Here at Enough, we often swap emails with interesting articles and feature stories that we come across in our favorite publications and on our favorite websites. We wanted to share some of these stories with you as part of our effort to keep you up to date on what you need to know in the world of anti-genocide and crimes against humanity work.
Don’t miss this New York Times slideshow, showcasing photographer Moises Saman’s work. Saman’s photos give us a look at the lives of the Congolese displaced and the work of the U.N. peacekeeping force in Congo, recently called into question for its support of Congolese military operations that committed atrocities against civilians.
To prevent genocide, one needs to speak the truth. These are Ambassador to the U.N. Susan Rice’s words, who spoke at the Holocaust Museum in D.C. this week. In a conversation about her experience in working on issues of genocide and mass atrocities from in and outside the UN, she said that speaking the truth as a private citizen and public servant is crucial in bringing an end to these human rights violations. Watch a video of her speech.
Bec Hamilton, as usual, offered incisive commentary on Rice’s speech, calling the U.N. Ambassador out for her vague remarks about what the administration is doing to reinstate services to victims of gender-based violence in Darfur. As she puts it, “We don’t know what is on the list of benchmarks, but we can tell what is not.”
Check out two interesting pieces on Darfur featured in Newsweek.

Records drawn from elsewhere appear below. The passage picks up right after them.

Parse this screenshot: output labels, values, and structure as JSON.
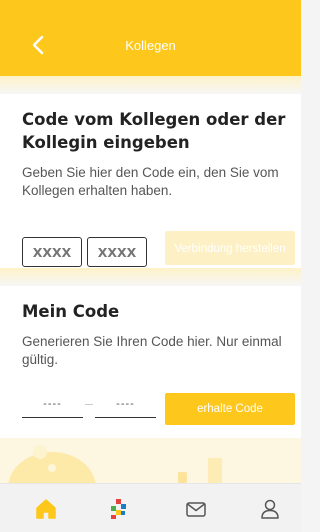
{
  "header": {
    "title": "Kollegen",
    "back_icon": "chevron-left-icon",
    "background": "#fdc71c"
  },
  "colleague_code": {
    "title": "Code vom Kollegen oder der Kollegin eingeben",
    "description": "Geben Sie hier den Code ein, den Sie vom Kollegen erhalten haben.",
    "field1_placeholder": "XXXX",
    "field2_placeholder": "XXXX",
    "connect_button": "Verbindung herstellen",
    "connect_button_state": "disabled"
  },
  "my_code": {
    "title": "Mein Code",
    "description": "Generieren Sie Ihren Code hier. Nur einmal gültig.",
    "field1_value": "----",
    "field2_value": "----",
    "generate_button": "erhalte Code"
  },
  "bottom_nav": {
    "items": [
      {
        "icon": "home-icon",
        "active": true
      },
      {
        "icon": "grid-logo-icon",
        "active": false
      },
      {
        "icon": "mail-icon",
        "active": false
      },
      {
        "icon": "profile-icon",
        "active": false
      }
    ]
  },
  "colors": {
    "accent": "#fdc71c",
    "accent_disabled": "#fdf0c4",
    "text": "#222222"
  }
}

The first, an editorial from Angelina Jolie, questioned whether the Obama administration’s policy in Sudan is really an “evolution of justice.” The second, a photo series, provides a reminder of the incredibly hard conditions of Darfuri refugees and the crossover of violence from Sudan into Chad.
Last, but not least, Jason Stearns’ piece on what may be a budding insurgency in Equateur province in Congo, is definitely worth a read. This area was recently brought into the international spotlight due to the masses of refugees, over 100,000, who have fled across the border to Congo-Brazzaville.